So one might make an exception in the case of the largest classes,
let, unc and lin, IF large numbers of genes need naming, and give those
new 3-letter names for each species where they are needed.
7. I think there is still time to proceed with caution, to see how the
non-Ce field evolves, before establishing firm recommendations.
CGC Genetic Map and Nomenclature Curator
(Caenorhabditis Genetics Center Subcontract)
Genetics Unit, Department of Biochemistry
University of Oxford
South Parks Road, Oxford OX1 3QU, UK
Tel (+44) 1865 275317
Fax (+44) 1865 275318
On Mon, 22 Jul 2002, Paul Sternberg wrote:
We have started to clone some C.briggsae mutations for which there are
clear elegans orthologs, and have thought about names. What do you think
of the following general nomenclature for other nematodes? Thanks.
DRAFT1:Possible revision of gene names for non-C. elegans nematode
Under the current nomenclature system for non-C. elegans nematode
species, each gene class in a given species has a unique three-letter
gene class name which does not overlap with other species. e.g. the C.
briggsae equivalent of dpy is cby, the equivalent of unc is mip.
However, with over 1100 gene classes in C. elegans and an increasing
number of species under study, this will soon become unmanageable. We
therefore propose an alternative nomenclature system, one which will
allow genes with similar mutant phenotypes in other species to keep the
same gene class name.
When a gene is identified in another species that belongs to a gene
class with a clear equivalent in C. elegans, it should be given the same
gene class name, but with a species identifier in square brackets as a
postfix. For example, a new Tra mutation in C. briggsae could be named
"tra[Cb]-1", and a new Unc mutation in P. redivivus could be named
Gene classes with no equivalent in C. elegans or other species will be
given unique identifiers. The postfix indicates the equivalent gene
class but does not indicate orthologous relationship. In other words, C
briggsae genes tra[Cb]-1, tra[Cb]-2 and tra[Cb]-3 do not necessarily
correspond to C. elegans tra-1, tra-2 and tra-3.
The preexisting system of indicating orthology by a prefix (e.g.
Cb-tra-1 for briggsae ortholog of C. elegans tra-1) will be retained and
used in parallel. If tra[Cb]-1 is discovered to be the C. briggsae
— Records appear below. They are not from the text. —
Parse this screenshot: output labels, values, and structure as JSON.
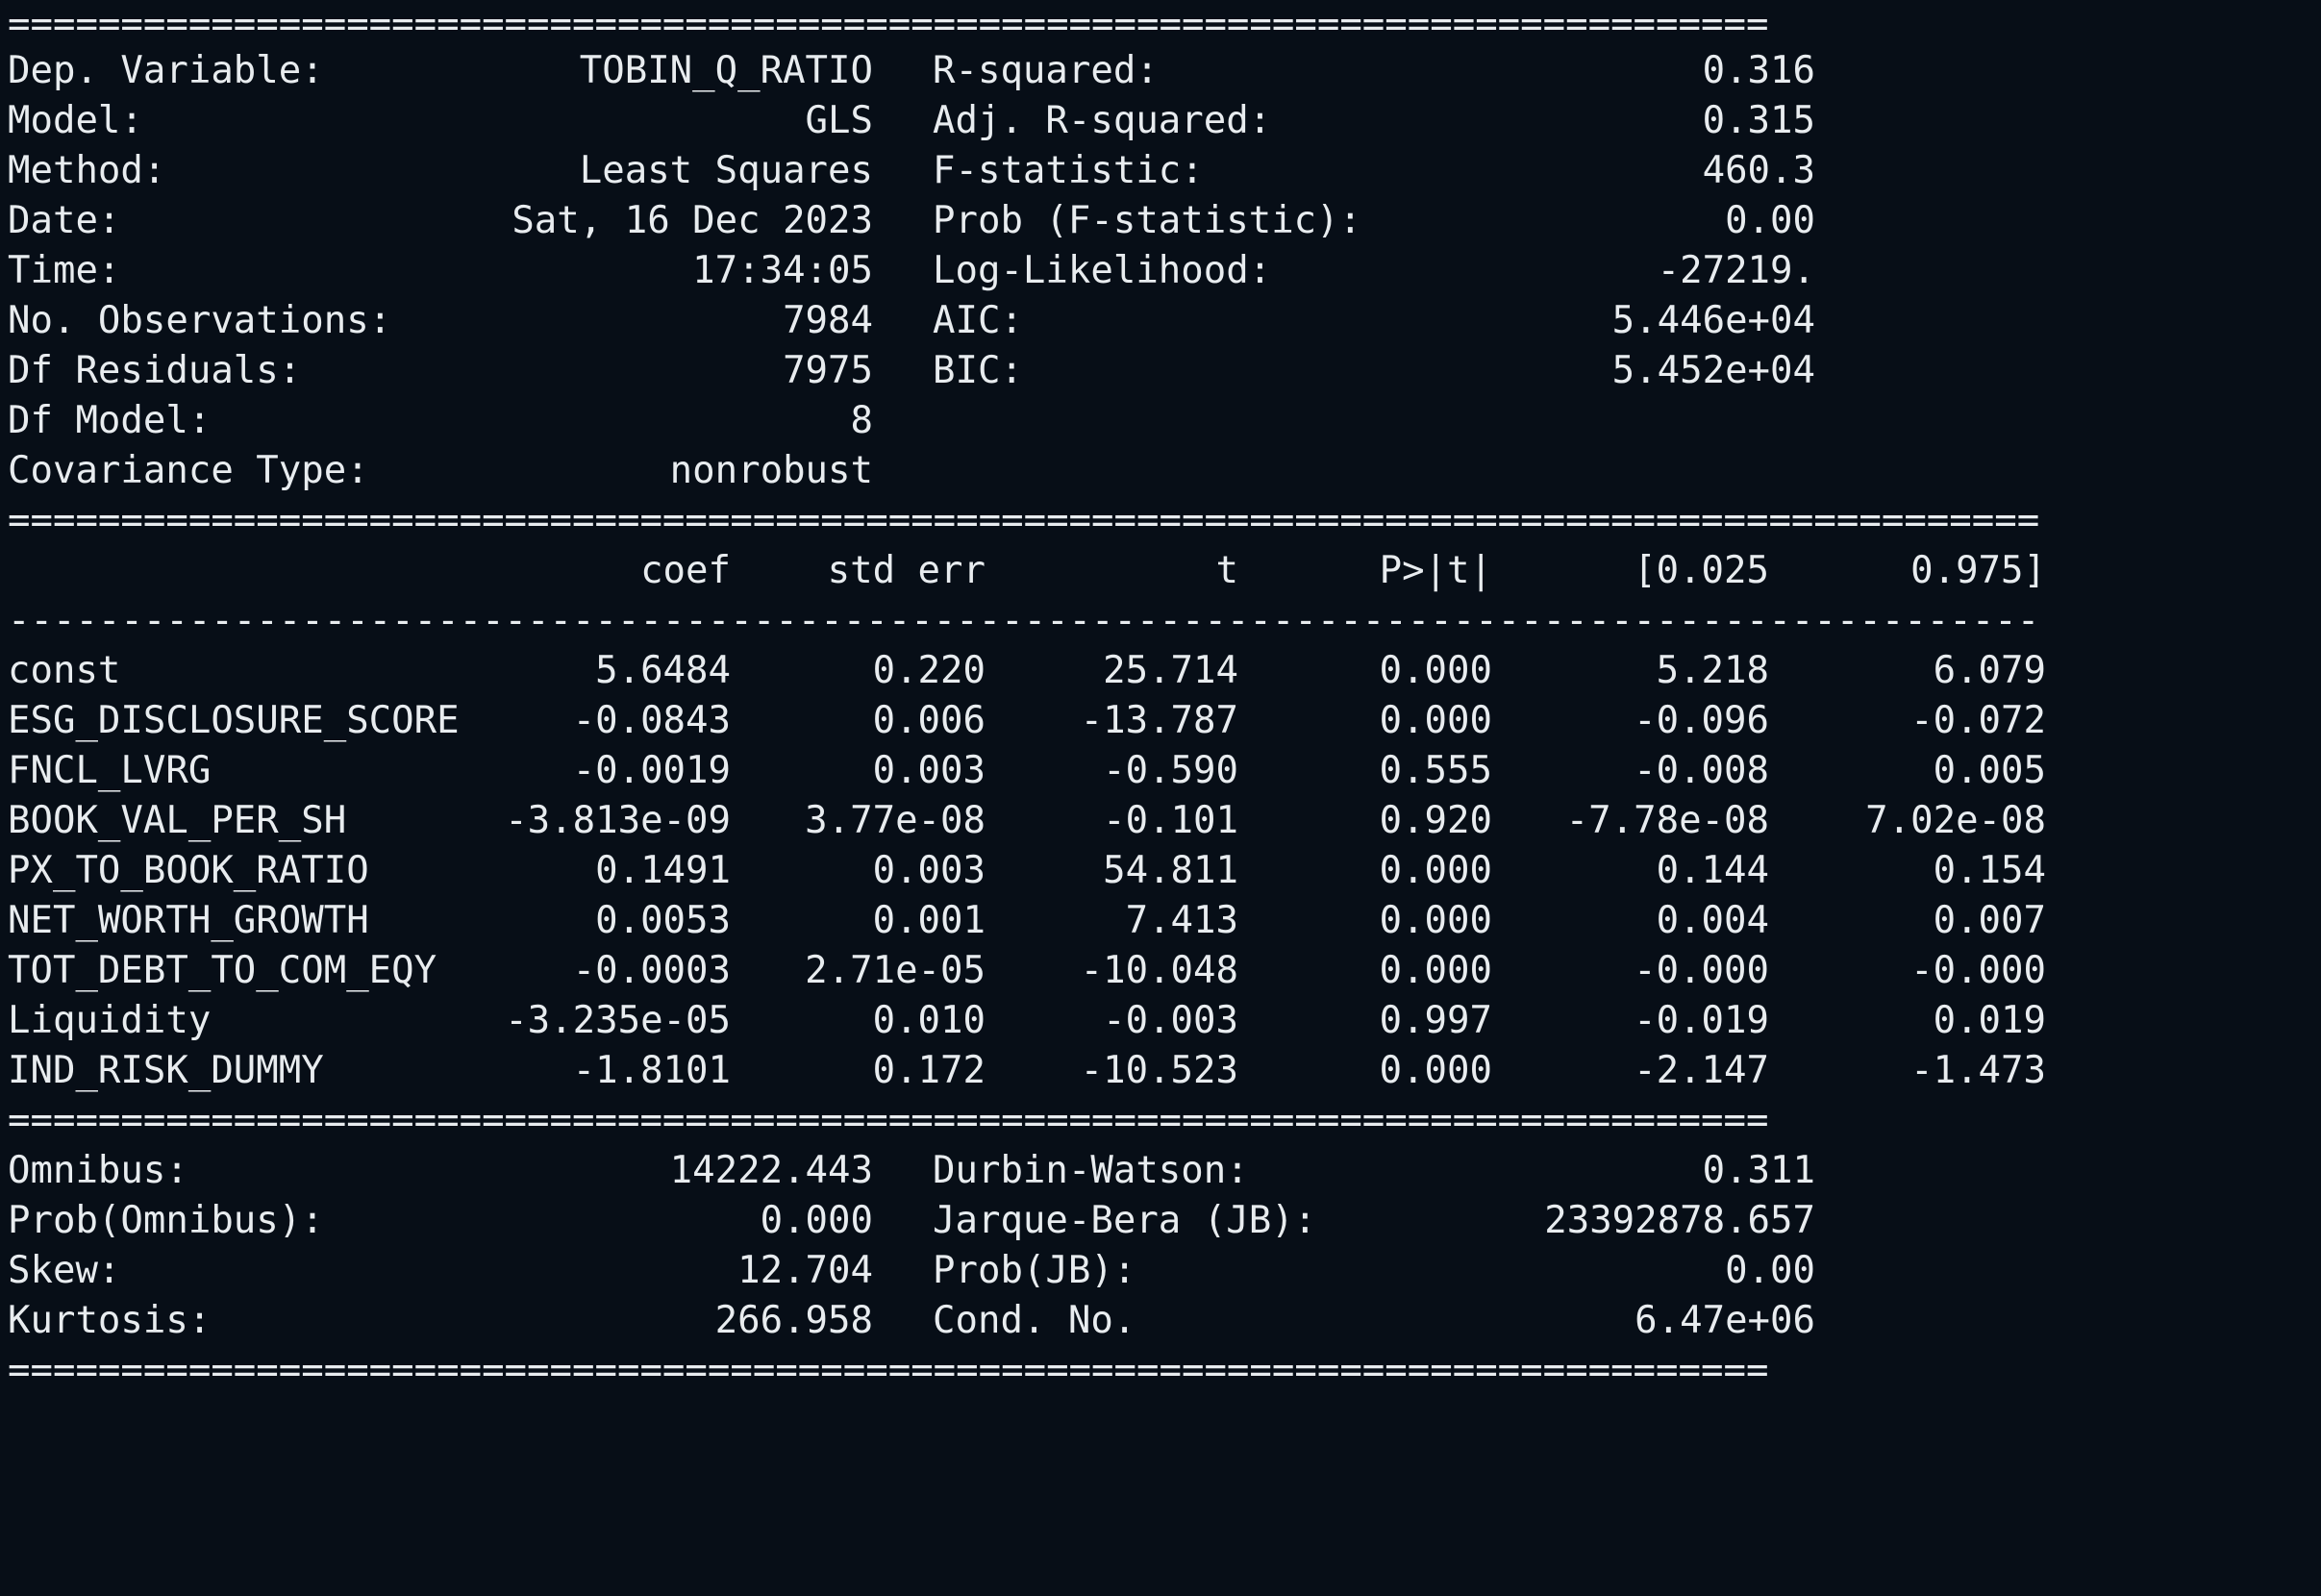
{
  "summary": {
    "left": [
      {
        "label": "Dep. Variable:",
        "value": "TOBIN_Q_RATIO"
      },
      {
        "label": "Model:",
        "value": "GLS"
      },
      {
        "label": "Method:",
        "value": "Least Squares"
      },
      {
        "label": "Date:",
        "value": "Sat, 16 Dec 2023"
      },
      {
        "label": "Time:",
        "value": "17:34:05"
      },
      {
        "label": "No. Observations:",
        "value": "7984"
      },
      {
        "label": "Df Residuals:",
        "value": "7975"
      },
      {
        "label": "Df Model:",
        "value": "8"
      },
      {
        "label": "Covariance Type:",
        "value": "nonrobust"
      }
    ],
    "right": [
      {
        "label": "R-squared:",
        "value": "0.316"
      },
      {
        "label": "Adj. R-squared:",
        "value": "0.315"
      },
      {
        "label": "F-statistic:",
        "value": "460.3"
      },
      {
        "label": "Prob (F-statistic):",
        "value": "0.00"
      },
      {
        "label": "Log-Likelihood:",
        "value": "-27219."
      },
      {
        "label": "AIC:",
        "value": "5.446e+04"
      },
      {
        "label": "BIC:",
        "value": "5.452e+04"
      }
    ]
  },
  "coef_table": {
    "headers": [
      "coef",
      "std err",
      "t",
      "P>|t|",
      "[0.025",
      "0.975]"
    ],
    "rows": [
      {
        "name": "const",
        "coef": "5.6484",
        "std_err": "0.220",
        "t": "25.714",
        "p": "0.000",
        "lo": "5.218",
        "hi": "6.079"
      },
      {
        "name": "ESG_DISCLOSURE_SCORE",
        "coef": "-0.0843",
        "std_err": "0.006",
        "t": "-13.787",
        "p": "0.000",
        "lo": "-0.096",
        "hi": "-0.072"
      },
      {
        "name": "FNCL_LVRG",
        "coef": "-0.0019",
        "std_err": "0.003",
        "t": "-0.590",
        "p": "0.555",
        "lo": "-0.008",
        "hi": "0.005"
      },
      {
        "name": "BOOK_VAL_PER_SH",
        "coef": "-3.813e-09",
        "std_err": "3.77e-08",
        "t": "-0.101",
        "p": "0.920",
        "lo": "-7.78e-08",
        "hi": "7.02e-08"
      },
      {
        "name": "PX_TO_BOOK_RATIO",
        "coef": "0.1491",
        "std_err": "0.003",
        "t": "54.811",
        "p": "0.000",
        "lo": "0.144",
        "hi": "0.154"
      },
      {
        "name": "NET_WORTH_GROWTH",
        "coef": "0.0053",
        "std_err": "0.001",
        "t": "7.413",
        "p": "0.000",
        "lo": "0.004",
        "hi": "0.007"
      },
      {
        "name": "TOT_DEBT_TO_COM_EQY",
        "coef": "-0.0003",
        "std_err": "2.71e-05",
        "t": "-10.048",
        "p": "0.000",
        "lo": "-0.000",
        "hi": "-0.000"
      },
      {
        "name": "Liquidity",
        "coef": "-3.235e-05",
        "std_err": "0.010",
        "t": "-0.003",
        "p": "0.997",
        "lo": "-0.019",
        "hi": "0.019"
      },
      {
        "name": "IND_RISK_DUMMY",
        "coef": "-1.8101",
        "std_err": "0.172",
        "t": "-10.523",
        "p": "0.000",
        "lo": "-2.147",
        "hi": "-1.473"
      }
    ]
  },
  "diagnostics": {
    "left": [
      {
        "label": "Omnibus:",
        "value": "14222.443"
      },
      {
        "label": "Prob(Omnibus):",
        "value": "0.000"
      },
      {
        "label": "Skew:",
        "value": "12.704"
      },
      {
        "label": "Kurtosis:",
        "value": "266.958"
      }
    ],
    "right": [
      {
        "label": "Durbin-Watson:",
        "value": "0.311"
      },
      {
        "label": "Jarque-Bera (JB):",
        "value": "23392878.657"
      },
      {
        "label": "Prob(JB):",
        "value": "0.00"
      },
      {
        "label": "Cond. No.",
        "value": "6.47e+06"
      }
    ]
  },
  "rules": {
    "double_short": "==============================================================================",
    "double_long": "==========================================================================================",
    "single_long": "------------------------------------------------------------------------------------------"
  }
}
ortholog of C. elegans tra-2, it would be renamed Cb-tra-2 and tra[Cb]-1
would be treated as a synonym.
Although this system would lead to similar names with different meanings
(e.g. tra[Cb]-1, Cb-tra-1, Ce-tra[Cb]-1 etc.), it should be easy to
follow if one keeps in mind that prefix indicates orthology at the gene
level and postfix indicates the equivalent gene class. Preexisting
species-specific gene names like cby could be renamed (dpy[Cb]) or
Bhagwati suggests that gene numbers should start from 101 or some other
high number to avoid confusion (e.g. between Cb-lin-11 and lin[Cb]-11).
(Or, higher with unc and let).
Takao prefers low numbers for several reasons.
1) High number would be redundant with the postfix.
2) Three digit gene names like let-617 are hard to remember.
3) We can start tra[Cb] with 101, but if we start other species with 101
also, there would be confusion among non-C. elegans species. If we
assign different number blocks to different species, numbers would get
very large very soon. Also, this would require someone to keep track of
which numbers correspond to which species.
4) If we assign an unique number block for C. briggsae, the tendency
would be to abbreviate the postfix, which could cause problems later,
especially if other species have the same number block. Having
overlapping numbers would enforce the use of postfix.
5) Gene names would get very long with the postfix and three-digit gene
Takao is most concerned with the redundancy and awkwardness of
three-digit gene names.
26 squared is 676 and 26 cubed is 17,576; neither is sufficient.